|Article Title||Homosexuality in Cameroonian prisons : perspectives of female inmates, prison staff and NGO representatives|
|© Publisher:||UNISA Press|
|Affiliations||1 University of Buea, Cameroon|
|Publication Date||Jan 2013|
|Pages||98 - 111|
|Keyword(s)||Cameroon, Female inmates, Homosexuality, NGO representatives, Prison staff and Prisons|

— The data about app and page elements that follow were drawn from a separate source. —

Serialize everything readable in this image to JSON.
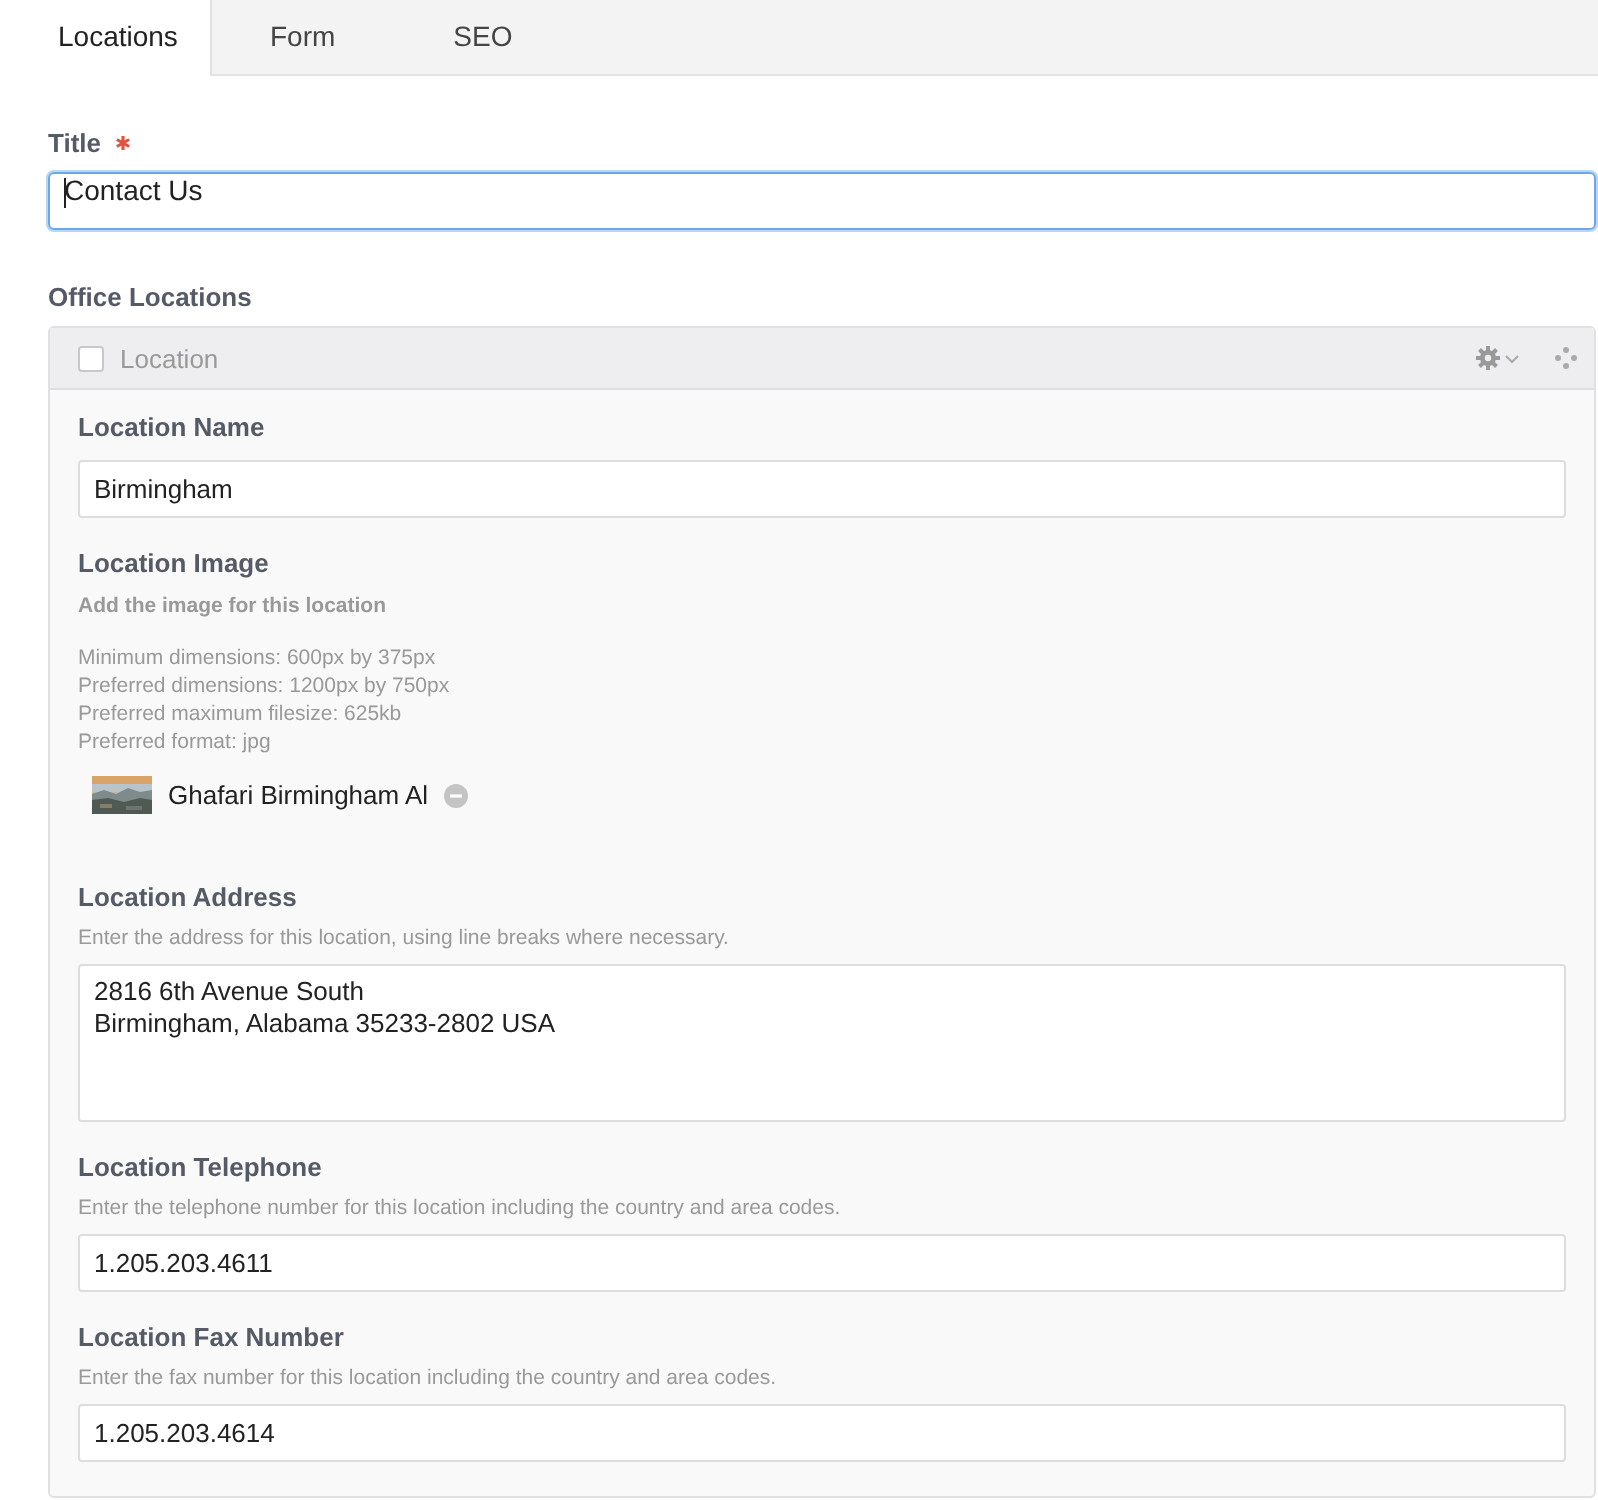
{
  "tabs": [
    {
      "label": "Locations",
      "selected": true
    },
    {
      "label": "Form",
      "selected": false
    },
    {
      "label": "SEO",
      "selected": false
    }
  ],
  "title_field": {
    "label": "Title",
    "required": true,
    "value": "Contact Us",
    "focused": true
  },
  "office_locations": {
    "label": "Office Locations",
    "item": {
      "label": "Location",
      "checked": false,
      "fields": [
        {
          "kind": "text",
          "label": "Location Name",
          "value": "Birmingham"
        },
        {
          "label": "Location Image",
          "instruction": "Add the image for this location",
          "notes": [
            "Minimum dimensions: 600px by 375px",
            "Preferred dimensions: 1200px by 750px",
            "Preferred maximum filesize: 625kb",
            "Preferred format: jpg"
          ],
          "file": {
            "kind": "picture",
            "name": "Ghafari Birmingham Al"
          }
        },
        {
          "kind": "textarea",
          "label": "Location Address",
          "hint": "Enter the address for this location, using line breaks where necessary.",
          "lines": [
            "2816 6th Avenue South",
            "Birmingham, Alabama 35233-2802 USA"
          ]
        },
        {
          "kind": "text",
          "label": "Location Telephone",
          "hint": "Enter the telephone number for this location including the country and area codes.",
          "value": "1.205.203.4611"
        },
        {
          "kind": "text",
          "label": "Location Fax Number",
          "hint": "Enter the fax number for this location including the country and area codes.",
          "value": "1.205.203.4614"
        }
      ]
    }
  }
}
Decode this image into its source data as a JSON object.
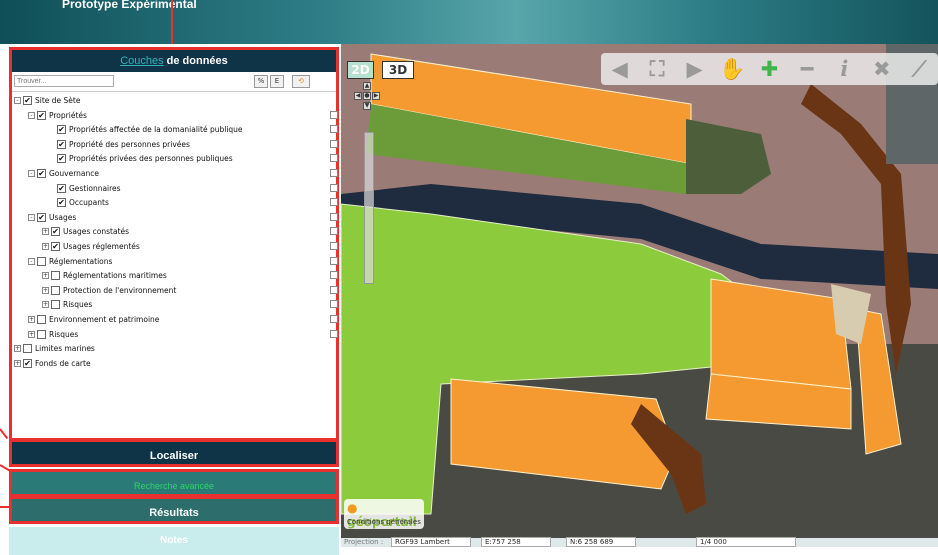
{
  "app": {
    "title": "Prototype Expérimental"
  },
  "layers_panel": {
    "title_accent": "Couches",
    "title_rest": " de données",
    "search_placeholder": "Trouver...",
    "tool_buttons": [
      "%",
      "E"
    ],
    "tree": [
      {
        "label": "Site de Sète",
        "level": 0,
        "checked": true,
        "expander": "-",
        "side": false
      },
      {
        "label": "Propriétés",
        "level": 1,
        "checked": true,
        "expander": "-",
        "side": true
      },
      {
        "label": "Propriétés affectée de la domanialité publique",
        "level": 3,
        "checked": true,
        "expander": "",
        "side": true
      },
      {
        "label": "Propriété des personnes privées",
        "level": 3,
        "checked": true,
        "expander": "",
        "side": true
      },
      {
        "label": "Propriétés privées des personnes publiques",
        "level": 3,
        "checked": true,
        "expander": "",
        "side": true
      },
      {
        "label": "Gouvernance",
        "level": 1,
        "checked": true,
        "expander": "-",
        "side": true
      },
      {
        "label": "Gestionnaires",
        "level": 3,
        "checked": true,
        "expander": "",
        "side": true
      },
      {
        "label": "Occupants",
        "level": 3,
        "checked": true,
        "expander": "",
        "side": true
      },
      {
        "label": "Usages",
        "level": 1,
        "checked": true,
        "expander": "-",
        "side": true
      },
      {
        "label": "Usages constatés",
        "level": 2,
        "checked": true,
        "expander": "+",
        "side": true
      },
      {
        "label": "Usages réglementés",
        "level": 2,
        "checked": true,
        "expander": "+",
        "side": true
      },
      {
        "label": "Réglementations",
        "level": 1,
        "checked": false,
        "expander": "-",
        "side": true
      },
      {
        "label": "Réglementations maritimes",
        "level": 2,
        "checked": false,
        "expander": "+",
        "side": true
      },
      {
        "label": "Protection de l'environnement",
        "level": 2,
        "checked": false,
        "expander": "+",
        "side": true
      },
      {
        "label": "Risques",
        "level": 2,
        "checked": false,
        "expander": "+",
        "side": true
      },
      {
        "label": "Environnement et patrimoine",
        "level": 1,
        "checked": false,
        "expander": "+",
        "side": true
      },
      {
        "label": "Risques",
        "level": 1,
        "checked": false,
        "expander": "+",
        "side": true
      },
      {
        "label": "Limites marines",
        "level": 0,
        "checked": false,
        "expander": "+",
        "side": false
      },
      {
        "label": "Fonds de carte",
        "level": 0,
        "checked": true,
        "expander": "+",
        "side": false
      }
    ]
  },
  "panels": {
    "localiser": "Localiser",
    "advanced": "Recherche avancée",
    "resultats": "Résultats",
    "notes": "Notes"
  },
  "map": {
    "mode_2d": "2D",
    "mode_3d": "3D",
    "toolbar_icons": [
      "arrow-left-icon",
      "full-extent-icon",
      "arrow-right-icon",
      "pan-hand-icon",
      "zoom-in-icon",
      "zoom-out-icon",
      "info-icon",
      "delete-icon",
      "measure-icon"
    ],
    "geoportail_logo": "géoportail",
    "conditions": "Conditions générales"
  },
  "statusbar": {
    "projection_label": "Projection :",
    "projection_value": "RGF93 Lambert",
    "easting": "E:757 258",
    "northing": "N:6 258 689",
    "scale": "1/4 000"
  },
  "colors": {
    "highlight": "#e8312f",
    "panel_dark": "#0f3448",
    "panel_teal": "#2d6d6b",
    "zone_orange": "#f59a30",
    "zone_green": "#8ccb3c",
    "water": "#1f2b3f",
    "land": "#9b7b76"
  }
}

Homosexuality is highly resisted in Cameroon by all spectrums of the social strata and it is a criminal offence under Cameroonian criminal law. Yet there has been little research on homosexuality in Cameroon, let alone prison sexuality. Defence lawyers for lesbians, gay, bisexuals, transgender and intersex individuals (LGBTI) and their families receive anonymous telephone calls and text messages threatening them with death if they do not withdraw from defending homosexuals. The National Commission for Human Rights and Freedom (NCHRF) refuses to protect LGBTI victims from arbitrary arrest and police brutality, and their subsequent incarceration in prison. Workshops organised for sexual minorities are being disrupted even when the organisers obtain due authorisation. The article examines the continuation or spread of the practice of homosexuality despite its criminalisation, as well as the dynamics of the practice within a prison system. The research is qualitative, involving the narratives of 38 research participants distributed as follows: 18 female inmates, 18 prison staff members and two NGO representatives. The findings reveal that homosexuality exists in Cameroonian prisons and is more common in men's cells than in women's cells. Prison staff have attempted to limit its practise in the cells, yet it is ongoing and both prison staff and inmates punish the perpetrators of this offence. The decriminalisation of homosexuality as an offence has become imperative, because in this author's view sexual orientation is not biologically determined but rather the result of socialisation.
Article metrics loading...